Task prompt: Where in the data below does the word "ribbon" appear? Copy every line that has it.

Data for the task:
────────────────────

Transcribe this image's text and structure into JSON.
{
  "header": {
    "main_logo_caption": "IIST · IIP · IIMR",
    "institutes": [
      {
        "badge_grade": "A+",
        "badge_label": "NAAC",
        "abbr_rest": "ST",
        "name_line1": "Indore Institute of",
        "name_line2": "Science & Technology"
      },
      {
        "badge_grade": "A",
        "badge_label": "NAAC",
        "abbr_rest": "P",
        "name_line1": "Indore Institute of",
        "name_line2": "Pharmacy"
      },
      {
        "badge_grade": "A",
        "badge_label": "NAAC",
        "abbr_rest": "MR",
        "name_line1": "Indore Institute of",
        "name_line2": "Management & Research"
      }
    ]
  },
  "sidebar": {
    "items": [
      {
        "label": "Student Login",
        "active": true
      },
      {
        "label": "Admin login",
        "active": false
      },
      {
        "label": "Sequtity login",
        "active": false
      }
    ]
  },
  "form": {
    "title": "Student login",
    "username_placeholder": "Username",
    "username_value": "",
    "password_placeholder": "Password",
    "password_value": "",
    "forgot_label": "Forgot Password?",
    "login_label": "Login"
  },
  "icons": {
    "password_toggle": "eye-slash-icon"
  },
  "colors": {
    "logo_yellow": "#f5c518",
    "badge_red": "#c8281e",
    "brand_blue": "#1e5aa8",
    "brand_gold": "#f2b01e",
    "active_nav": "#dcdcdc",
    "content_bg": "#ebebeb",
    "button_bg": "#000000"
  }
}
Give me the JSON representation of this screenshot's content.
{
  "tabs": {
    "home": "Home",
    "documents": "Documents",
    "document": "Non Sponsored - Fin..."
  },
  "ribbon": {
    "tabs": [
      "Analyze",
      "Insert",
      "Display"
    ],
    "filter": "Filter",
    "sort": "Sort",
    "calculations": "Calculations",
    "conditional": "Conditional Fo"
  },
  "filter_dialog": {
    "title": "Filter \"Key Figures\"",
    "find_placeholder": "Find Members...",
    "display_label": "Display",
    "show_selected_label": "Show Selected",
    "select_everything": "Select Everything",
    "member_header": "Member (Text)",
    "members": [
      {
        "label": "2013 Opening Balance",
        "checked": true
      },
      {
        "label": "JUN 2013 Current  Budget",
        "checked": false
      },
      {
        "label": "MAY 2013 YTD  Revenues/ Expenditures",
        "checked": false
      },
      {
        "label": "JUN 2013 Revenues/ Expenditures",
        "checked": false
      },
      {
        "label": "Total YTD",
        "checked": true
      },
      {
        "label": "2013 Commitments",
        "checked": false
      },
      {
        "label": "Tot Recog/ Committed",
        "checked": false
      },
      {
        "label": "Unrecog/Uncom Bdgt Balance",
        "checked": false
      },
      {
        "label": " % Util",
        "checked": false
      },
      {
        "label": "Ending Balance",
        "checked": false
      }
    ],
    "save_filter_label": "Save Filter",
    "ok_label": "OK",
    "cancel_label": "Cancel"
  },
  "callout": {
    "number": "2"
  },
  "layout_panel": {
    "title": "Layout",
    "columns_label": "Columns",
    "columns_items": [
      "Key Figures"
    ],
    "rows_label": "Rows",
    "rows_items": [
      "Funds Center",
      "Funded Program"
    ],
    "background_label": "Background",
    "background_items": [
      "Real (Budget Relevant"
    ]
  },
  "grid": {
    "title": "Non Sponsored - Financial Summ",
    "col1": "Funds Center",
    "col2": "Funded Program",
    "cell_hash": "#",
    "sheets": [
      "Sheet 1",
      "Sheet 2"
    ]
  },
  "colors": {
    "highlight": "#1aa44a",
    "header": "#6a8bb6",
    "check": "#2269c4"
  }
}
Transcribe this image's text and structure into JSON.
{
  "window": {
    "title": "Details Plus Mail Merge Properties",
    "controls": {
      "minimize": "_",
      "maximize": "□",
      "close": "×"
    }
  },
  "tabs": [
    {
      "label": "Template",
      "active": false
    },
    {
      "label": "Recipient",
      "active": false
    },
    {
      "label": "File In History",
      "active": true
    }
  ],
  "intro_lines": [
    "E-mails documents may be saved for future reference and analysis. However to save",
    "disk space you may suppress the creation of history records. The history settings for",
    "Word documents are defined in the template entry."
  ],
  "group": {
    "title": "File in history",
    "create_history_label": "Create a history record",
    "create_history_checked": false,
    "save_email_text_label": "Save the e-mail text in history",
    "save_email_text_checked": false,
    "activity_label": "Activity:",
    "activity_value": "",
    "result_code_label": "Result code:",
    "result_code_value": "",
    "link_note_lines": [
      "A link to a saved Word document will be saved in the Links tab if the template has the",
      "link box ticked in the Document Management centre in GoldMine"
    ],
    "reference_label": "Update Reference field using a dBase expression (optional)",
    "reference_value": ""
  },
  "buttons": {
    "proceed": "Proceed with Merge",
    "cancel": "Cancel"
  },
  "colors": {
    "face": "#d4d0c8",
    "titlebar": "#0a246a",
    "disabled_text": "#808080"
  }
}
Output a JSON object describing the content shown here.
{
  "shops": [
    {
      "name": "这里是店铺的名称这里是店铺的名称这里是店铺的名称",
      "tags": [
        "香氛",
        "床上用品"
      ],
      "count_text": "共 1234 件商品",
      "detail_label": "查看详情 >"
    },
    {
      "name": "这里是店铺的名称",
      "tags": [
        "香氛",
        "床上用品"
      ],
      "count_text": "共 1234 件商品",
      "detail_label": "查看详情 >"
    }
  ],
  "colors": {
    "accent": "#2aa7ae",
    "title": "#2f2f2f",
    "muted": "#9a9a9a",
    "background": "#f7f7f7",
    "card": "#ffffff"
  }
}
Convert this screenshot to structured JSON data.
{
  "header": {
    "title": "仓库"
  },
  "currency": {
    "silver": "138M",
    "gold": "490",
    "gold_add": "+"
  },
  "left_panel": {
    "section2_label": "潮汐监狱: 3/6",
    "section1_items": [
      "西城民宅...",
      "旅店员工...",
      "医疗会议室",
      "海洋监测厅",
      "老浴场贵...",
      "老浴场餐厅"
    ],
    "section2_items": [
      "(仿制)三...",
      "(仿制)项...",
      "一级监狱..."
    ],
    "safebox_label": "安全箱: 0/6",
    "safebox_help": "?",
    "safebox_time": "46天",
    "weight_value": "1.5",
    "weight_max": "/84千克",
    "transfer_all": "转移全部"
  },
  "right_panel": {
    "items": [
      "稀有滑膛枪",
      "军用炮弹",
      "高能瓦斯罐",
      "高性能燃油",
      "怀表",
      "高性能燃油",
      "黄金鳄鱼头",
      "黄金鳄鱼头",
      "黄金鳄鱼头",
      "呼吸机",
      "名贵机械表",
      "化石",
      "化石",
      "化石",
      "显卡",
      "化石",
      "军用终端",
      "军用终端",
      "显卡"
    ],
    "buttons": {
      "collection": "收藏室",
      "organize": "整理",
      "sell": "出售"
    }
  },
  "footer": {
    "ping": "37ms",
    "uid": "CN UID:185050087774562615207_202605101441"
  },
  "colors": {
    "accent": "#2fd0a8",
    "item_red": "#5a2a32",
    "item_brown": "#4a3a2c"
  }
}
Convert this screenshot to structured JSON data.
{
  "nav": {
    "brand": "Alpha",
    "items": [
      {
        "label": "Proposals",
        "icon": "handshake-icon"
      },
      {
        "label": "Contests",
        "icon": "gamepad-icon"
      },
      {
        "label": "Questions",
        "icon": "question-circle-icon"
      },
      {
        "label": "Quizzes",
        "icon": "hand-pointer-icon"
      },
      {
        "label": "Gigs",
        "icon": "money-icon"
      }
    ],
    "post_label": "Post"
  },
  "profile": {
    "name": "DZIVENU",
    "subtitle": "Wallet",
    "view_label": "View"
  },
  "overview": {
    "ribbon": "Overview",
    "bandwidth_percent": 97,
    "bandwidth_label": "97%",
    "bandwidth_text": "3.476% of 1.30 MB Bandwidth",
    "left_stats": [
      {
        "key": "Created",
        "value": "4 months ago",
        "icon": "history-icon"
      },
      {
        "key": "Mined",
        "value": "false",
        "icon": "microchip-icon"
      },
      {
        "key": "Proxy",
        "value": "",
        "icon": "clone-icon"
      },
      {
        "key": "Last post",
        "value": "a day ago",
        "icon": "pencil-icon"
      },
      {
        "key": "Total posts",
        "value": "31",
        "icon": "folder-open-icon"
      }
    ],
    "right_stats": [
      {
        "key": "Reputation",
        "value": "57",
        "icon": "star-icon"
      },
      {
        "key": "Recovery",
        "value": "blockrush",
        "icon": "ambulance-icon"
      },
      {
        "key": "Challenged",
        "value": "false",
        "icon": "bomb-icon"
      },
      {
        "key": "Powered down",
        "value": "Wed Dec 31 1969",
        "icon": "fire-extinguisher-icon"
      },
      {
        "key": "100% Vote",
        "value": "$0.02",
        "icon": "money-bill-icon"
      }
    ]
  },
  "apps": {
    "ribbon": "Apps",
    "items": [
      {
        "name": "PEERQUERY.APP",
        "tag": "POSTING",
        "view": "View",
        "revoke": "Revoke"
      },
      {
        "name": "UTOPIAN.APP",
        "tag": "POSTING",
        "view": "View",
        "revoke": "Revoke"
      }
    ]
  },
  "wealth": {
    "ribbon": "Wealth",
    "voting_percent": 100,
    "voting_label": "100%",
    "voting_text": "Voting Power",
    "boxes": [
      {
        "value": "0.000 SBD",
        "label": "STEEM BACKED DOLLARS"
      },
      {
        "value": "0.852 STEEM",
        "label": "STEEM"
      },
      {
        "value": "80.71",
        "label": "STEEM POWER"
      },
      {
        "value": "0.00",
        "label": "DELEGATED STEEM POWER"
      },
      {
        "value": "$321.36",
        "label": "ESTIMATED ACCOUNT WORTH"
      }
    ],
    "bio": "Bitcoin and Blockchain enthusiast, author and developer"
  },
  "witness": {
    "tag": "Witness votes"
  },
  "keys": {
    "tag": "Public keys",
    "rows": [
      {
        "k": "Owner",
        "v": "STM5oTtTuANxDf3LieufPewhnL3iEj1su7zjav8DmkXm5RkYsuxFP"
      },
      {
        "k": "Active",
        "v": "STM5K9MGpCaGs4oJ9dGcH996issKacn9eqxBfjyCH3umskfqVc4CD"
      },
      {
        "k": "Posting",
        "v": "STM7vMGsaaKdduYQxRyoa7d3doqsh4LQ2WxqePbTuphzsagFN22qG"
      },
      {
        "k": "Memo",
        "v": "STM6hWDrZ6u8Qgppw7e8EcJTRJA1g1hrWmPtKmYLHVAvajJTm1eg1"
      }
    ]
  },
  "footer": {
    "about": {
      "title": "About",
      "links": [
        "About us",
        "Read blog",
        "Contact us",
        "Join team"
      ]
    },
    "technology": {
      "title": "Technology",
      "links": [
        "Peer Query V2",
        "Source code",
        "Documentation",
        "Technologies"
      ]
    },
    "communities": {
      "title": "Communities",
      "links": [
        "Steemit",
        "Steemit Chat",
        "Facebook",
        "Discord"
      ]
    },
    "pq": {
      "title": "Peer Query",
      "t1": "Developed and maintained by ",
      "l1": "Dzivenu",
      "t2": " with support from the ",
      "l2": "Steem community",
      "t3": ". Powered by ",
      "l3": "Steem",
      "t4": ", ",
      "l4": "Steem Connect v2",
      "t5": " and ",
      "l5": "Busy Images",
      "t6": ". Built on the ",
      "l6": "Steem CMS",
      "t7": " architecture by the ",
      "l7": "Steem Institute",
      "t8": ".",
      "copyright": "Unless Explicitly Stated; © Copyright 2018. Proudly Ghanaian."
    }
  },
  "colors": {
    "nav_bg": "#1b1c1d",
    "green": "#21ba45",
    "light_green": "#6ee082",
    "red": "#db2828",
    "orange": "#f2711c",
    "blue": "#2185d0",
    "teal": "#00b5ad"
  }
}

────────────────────

Response to the task:
  "ribbon": {
    "ribbon": "Overview",
    "ribbon": "Apps",
    "ribbon": "Wealth",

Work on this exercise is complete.